Behind the scenes, gnatprove uses the Why3 tool, which already supports parallelism. But the problem is that gnatprove doesn't only run a single Why3 process, but one for each unit, and there can be hundreds of units in a SPARK program. So how to do parallelism properly?
The simple solution is to run n Why3 processes in parallel, where each of them runs up to n proof processes in parallel. But this clearly allows much too many processes, namely up to n * n processes to be run in parallel, which will make the machine unusable. In fact, if we don't want to change the architecture of the tool, and if we want to be sure to not exceed n proof processes at any given time, we are only allowed to run k Why3 processes at once, each of them allowed to run l proof processes, such that k * l = n. There are three simple solutions to this equation:
- k = 1 and l = n, that is, run each of the Why3 processes sequentially, and each of them is allowed to run n proof processes.
- k = n and l = 1, that is run n Why3 processes in parallel, but each of them runs the proof processes sequentially.
- k = l = sqrt(n). This is kind of a mix of both, which allows for some Why3 processes in parallel, each of them can spawn some proof processes.
The first two are clearly not optimal, because in both solutions, a single long-running VC can block the entire process. The third one is also not very good. The problem is that the square root grows very slowly, so even when allowing 24 processes, you can only run 4 Why3 processes. The conclusion is that we need indeed to change the architecture of the tool.

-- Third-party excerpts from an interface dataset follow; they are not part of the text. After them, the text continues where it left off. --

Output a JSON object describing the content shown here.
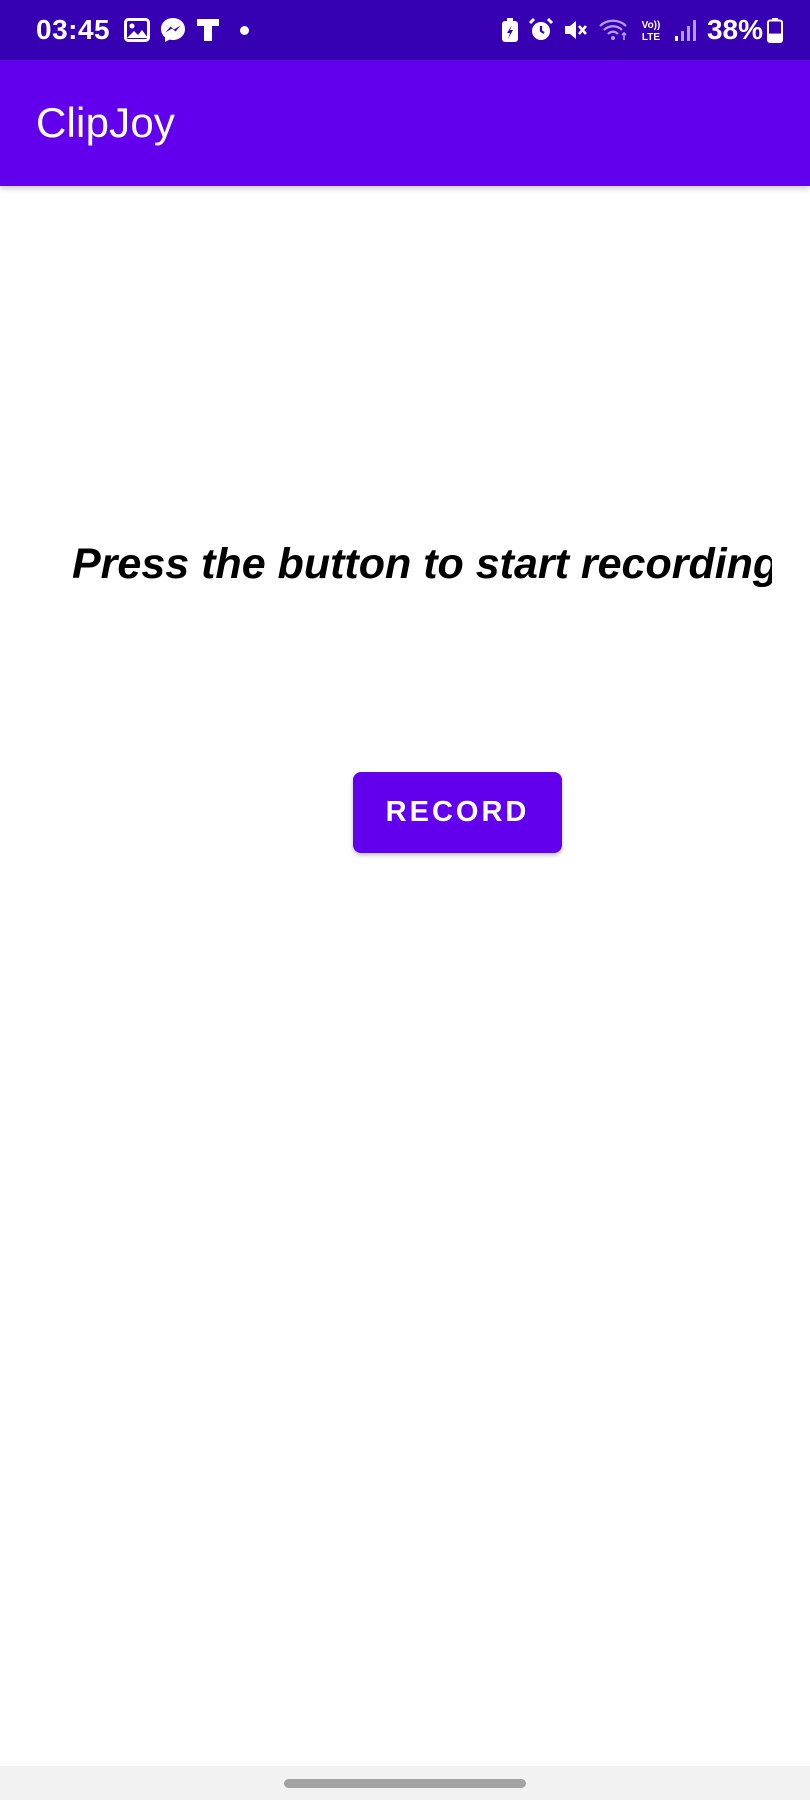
{
  "status_bar": {
    "time": "03:45",
    "battery_percent": "38%",
    "left_icons": [
      "gallery-icon",
      "messenger-icon",
      "t-app-icon",
      "notification-dot"
    ],
    "right_icons": [
      "battery-saver-icon",
      "alarm-icon",
      "mute-icon",
      "wifi-icon",
      "volte-icon",
      "signal-icon",
      "battery-icon"
    ],
    "volte_label_top": "Vo))",
    "volte_label_bottom": "LTE",
    "battery_level": 0.38
  },
  "app_bar": {
    "title": "ClipJoy"
  },
  "main": {
    "prompt": "Press the button to start recording",
    "record_button_label": "RECORD"
  },
  "colors": {
    "status_bar": "#3700b3",
    "primary": "#6200ee",
    "background": "#ffffff",
    "text": "#000000",
    "nav_bar": "#f2f2f2"
  }
}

They say that there is no problem in computing that you can't solve with an extra layer of indirection, and that's exactly what we did in this case. Instead of Why3 running the proof processes itself, it delegates this task to a "proof server". This proof server is allowed to run up to n proof processes. Now we can safely run n Why3 processes in parallel. Each of them will send it's proof requests to the server, which runs the proof and reports back the result. At any given time, only n proof processes are running.
On one of our larger tests, we could reduce the running time of gnatprove from 3 minutes to less than a minute, while allowing the same number of parallel proof processes.
Note that this feature is not SPARK 2014 release of this week. It will be in the release scheduled for 2015.